That’s not to say that the problem drinking doesn’t occasionally turn more damaging than broken bottles and ugly crying. Although the cast and producers maintain that the Shore house is a drug-free environment, many viewers swear that they can recognize cast member Ronnie Magro’s “coke face” when he seems, well, suspiciously animated; and cast hanger-on Jonathan “The Unit” Manfare was stopped by security trying to enter the Shore house while under the influence of ketamine. (He maintains that he is now sober.) The editors, too, have gotten smarter in how they compile footage, sometimes sneaking in jabs at the cast that tickle me endlessly. In one memorable sequence from last season, Deena Nicole urinates on the street after leaving a nightclub—par for the course for most of the Shore kids—and wipes herself down with a tissue she is carrying in her handbag. The following morning, she is seen using that same tissue, blithely unaware of its intimate usage the night before. It’s a blink-and-you’ll-miss-it moment, but it also proves that you don’t have to hit bottom to be totally fucking humiliated.

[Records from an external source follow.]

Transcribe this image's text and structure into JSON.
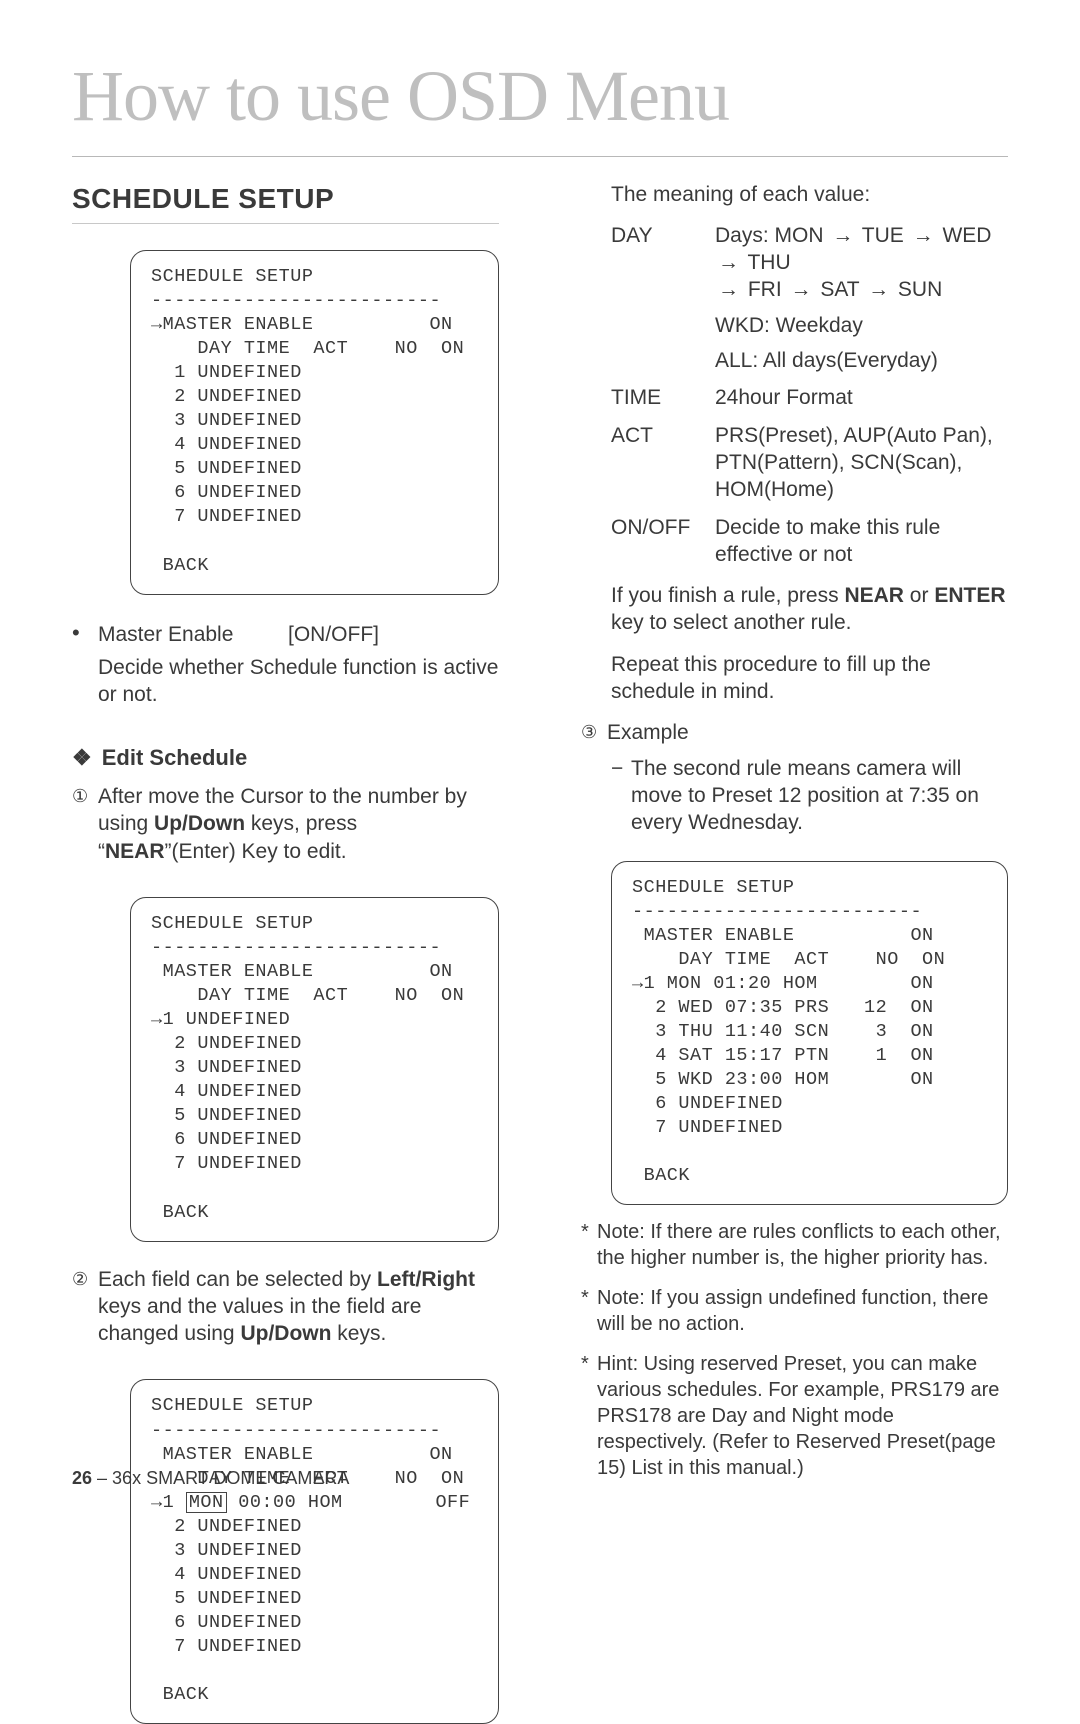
{
  "page": {
    "title": "How to use OSD Menu",
    "section": "SCHEDULE SETUP",
    "footer_page": "26",
    "footer_text": " – 36x SMART DOME CAMERA"
  },
  "osd1": {
    "l1": "SCHEDULE SETUP",
    "l2": "-------------------------",
    "l3": "→MASTER ENABLE          ON",
    "l4": "    DAY TIME  ACT    NO  ON",
    "l5": "  1 UNDEFINED",
    "l6": "  2 UNDEFINED",
    "l7": "  3 UNDEFINED",
    "l8": "  4 UNDEFINED",
    "l9": "  5 UNDEFINED",
    "l10": "  6 UNDEFINED",
    "l11": "  7 UNDEFINED",
    "l12": " BACK"
  },
  "left": {
    "bullet_label": "Master Enable",
    "bullet_val": "[ON/OFF]",
    "bullet_desc": "Decide whether Schedule function is active or not.",
    "subhead": "Edit Schedule",
    "step1_a": "After move the Cursor to the number by using ",
    "step1_b": "Up/Down",
    "step1_c": " keys, press “",
    "step1_d": "NEAR",
    "step1_e": "”(Enter) Key to edit.",
    "step2_a": "Each field can be selected by ",
    "step2_b": "Left/Right",
    "step2_c": " keys and the values in the field are changed using ",
    "step2_d": "Up/Down",
    "step2_e": " keys.",
    "circled1": "①",
    "circled2": "②",
    "circled3": "③"
  },
  "osd2": {
    "l1": "SCHEDULE SETUP",
    "l2": "-------------------------",
    "l3": " MASTER ENABLE          ON",
    "l4": "    DAY TIME  ACT    NO  ON",
    "l5": "→1 UNDEFINED",
    "l6": "  2 UNDEFINED",
    "l7": "  3 UNDEFINED",
    "l8": "  4 UNDEFINED",
    "l9": "  5 UNDEFINED",
    "l10": "  6 UNDEFINED",
    "l11": "  7 UNDEFINED",
    "l12": " BACK"
  },
  "osd3": {
    "l1": "SCHEDULE SETUP",
    "l2": "-------------------------",
    "l3": " MASTER ENABLE          ON",
    "l4": "    DAY TIME  ACT    NO  ON",
    "l5a": "→1 ",
    "l5b": "MON",
    "l5c": " 00:00 HOM        OFF",
    "l6": "  2 UNDEFINED",
    "l7": "  3 UNDEFINED",
    "l8": "  4 UNDEFINED",
    "l9": "  5 UNDEFINED",
    "l10": "  6 UNDEFINED",
    "l11": "  7 UNDEFINED",
    "l12": " BACK"
  },
  "right": {
    "intro": "The meaning of each value:",
    "day_dt": "DAY",
    "day_line1_a": "Days: MON ",
    "day_line1_b": " TUE ",
    "day_line1_c": " WED ",
    "day_line1_d": " THU ",
    "day_line2_a": " FRI ",
    "day_line2_b": " SAT ",
    "day_line2_c": " SUN",
    "day_wkd": "WKD: Weekday",
    "day_all": "ALL: All days(Everyday)",
    "time_dt": "TIME",
    "time_dd": "24hour Format",
    "act_dt": "ACT",
    "act_dd": "PRS(Preset), AUP(Auto Pan), PTN(Pattern), SCN(Scan), HOM(Home)",
    "onoff_dt": "ON/OFF",
    "onoff_dd": "Decide to make this rule effective or not",
    "finish_a": "If you finish a rule, press ",
    "finish_b": "NEAR",
    "finish_c": " or ",
    "finish_d": "ENTER",
    "finish_e": " key to select another rule.",
    "repeat": "Repeat this procedure to fill up the schedule in mind.",
    "example_label": "Example",
    "example_dash": "The second rule means camera will move to Preset 12 position at 7:35 on every Wednesday.",
    "arrow": "→"
  },
  "osd4": {
    "l1": "SCHEDULE SETUP",
    "l2": "-------------------------",
    "l3": " MASTER ENABLE          ON",
    "l4": "    DAY TIME  ACT    NO  ON",
    "l5": "→1 MON 01:20 HOM        ON",
    "l6": "  2 WED 07:35 PRS   12  ON",
    "l7": "  3 THU 11:40 SCN    3  ON",
    "l8": "  4 SAT 15:17 PTN    1  ON",
    "l9": "  5 WKD 23:00 HOM       ON",
    "l10": "  6 UNDEFINED",
    "l11": "  7 UNDEFINED",
    "l12": " BACK"
  },
  "notes": {
    "n1": "Note: If there are rules conflicts to each other, the higher number is, the higher priority has.",
    "n2": "Note: If you assign undefined function, there will be no action.",
    "n3": "Hint: Using reserved Preset, you can make various schedules. For example, PRS179 are PRS178 are Day and Night mode respectively. (Refer to Reserved Preset(page 15) List in this manual.)"
  }
}
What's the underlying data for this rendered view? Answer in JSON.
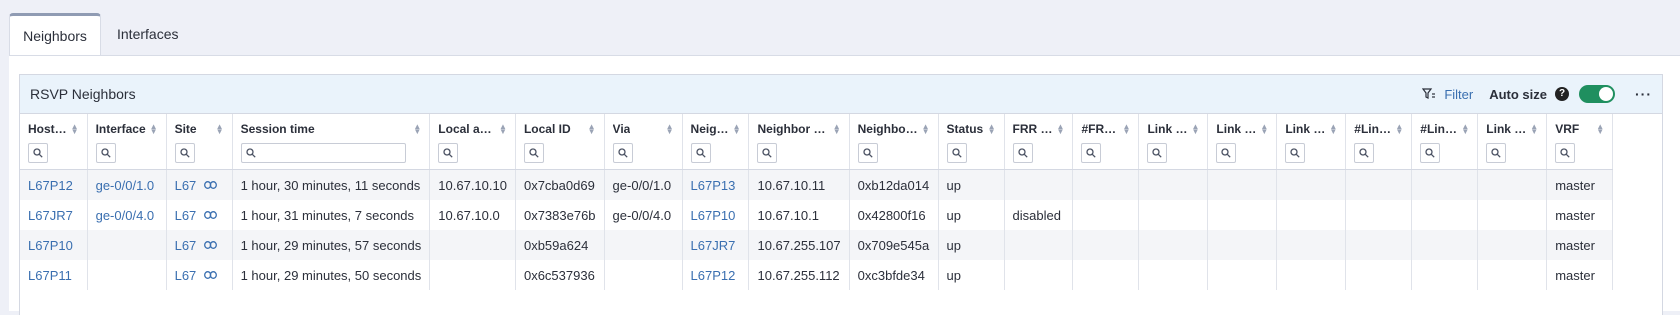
{
  "tabs": [
    {
      "label": "Neighbors",
      "active": true
    },
    {
      "label": "Interfaces",
      "active": false
    }
  ],
  "panel": {
    "title": "RSVP Neighbors",
    "filter_label": "Filter",
    "autosize_label": "Auto size",
    "help_glyph": "?",
    "autosize_on": true,
    "more_glyph": "···"
  },
  "columns": [
    {
      "key": "hostname",
      "label": "Host…"
    },
    {
      "key": "interface",
      "label": "Interface"
    },
    {
      "key": "site",
      "label": "Site"
    },
    {
      "key": "session_time",
      "label": "Session time"
    },
    {
      "key": "local_address",
      "label": "Local a…"
    },
    {
      "key": "local_id",
      "label": "Local ID"
    },
    {
      "key": "via",
      "label": "Via"
    },
    {
      "key": "neighbor_host",
      "label": "Neig…"
    },
    {
      "key": "neighbor_address",
      "label": "Neighbor …"
    },
    {
      "key": "neighbor_id",
      "label": "Neighbo…"
    },
    {
      "key": "status",
      "label": "Status"
    },
    {
      "key": "frr",
      "label": "FRR …"
    },
    {
      "key": "num_frr",
      "label": "#FR…"
    },
    {
      "key": "link1",
      "label": "Link …"
    },
    {
      "key": "link2",
      "label": "Link …"
    },
    {
      "key": "link3",
      "label": "Link …"
    },
    {
      "key": "num_link1",
      "label": "#Lin…"
    },
    {
      "key": "num_link2",
      "label": "#Lin…"
    },
    {
      "key": "link4",
      "label": "Link …"
    },
    {
      "key": "vrf",
      "label": "VRF"
    }
  ],
  "rows": [
    {
      "hostname": "L67P12",
      "interface": "ge-0/0/1.0",
      "site": "L67",
      "session_time": "1 hour, 30 minutes, 11 seconds",
      "local_address": "10.67.10.10",
      "local_id": "0x7cba0d69",
      "via": "ge-0/0/1.0",
      "neighbor_host": "L67P13",
      "neighbor_address": "10.67.10.11",
      "neighbor_id": "0xb12da014",
      "status": "up",
      "frr": "",
      "vrf": "master"
    },
    {
      "hostname": "L67JR7",
      "interface": "ge-0/0/4.0",
      "site": "L67",
      "session_time": "1 hour, 31 minutes, 7 seconds",
      "local_address": "10.67.10.0",
      "local_id": "0x7383e76b",
      "via": "ge-0/0/4.0",
      "neighbor_host": "L67P10",
      "neighbor_address": "10.67.10.1",
      "neighbor_id": "0x42800f16",
      "status": "up",
      "frr": "disabled",
      "vrf": "master"
    },
    {
      "hostname": "L67P10",
      "interface": "",
      "site": "L67",
      "session_time": "1 hour, 29 minutes, 57 seconds",
      "local_address": "",
      "local_id": "0xb59a624",
      "via": "",
      "neighbor_host": "L67JR7",
      "neighbor_address": "10.67.255.107",
      "neighbor_id": "0x709e545a",
      "status": "up",
      "frr": "",
      "vrf": "master"
    },
    {
      "hostname": "L67P11",
      "interface": "",
      "site": "L67",
      "session_time": "1 hour, 29 minutes, 50 seconds",
      "local_address": "",
      "local_id": "0x6c537936",
      "via": "",
      "neighbor_host": "L67P12",
      "neighbor_address": "10.67.255.112",
      "neighbor_id": "0xc3bfde34",
      "status": "up",
      "frr": "",
      "vrf": "master"
    }
  ],
  "colors": {
    "link": "#3a6fb0",
    "toggle_on": "#1f8f5f",
    "header_bg": "#eaf3fb"
  }
}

Addiction as captured on reality TV, at least in shows like The Real Housewives and Jersey Shore, is captured with documentarian grit, then sanded down to a high-gloss finish with slick editing, mood-setting music, and flashy titles to make the final product more palatable while scripted programming on television tends to be either glossy or gritty but not both.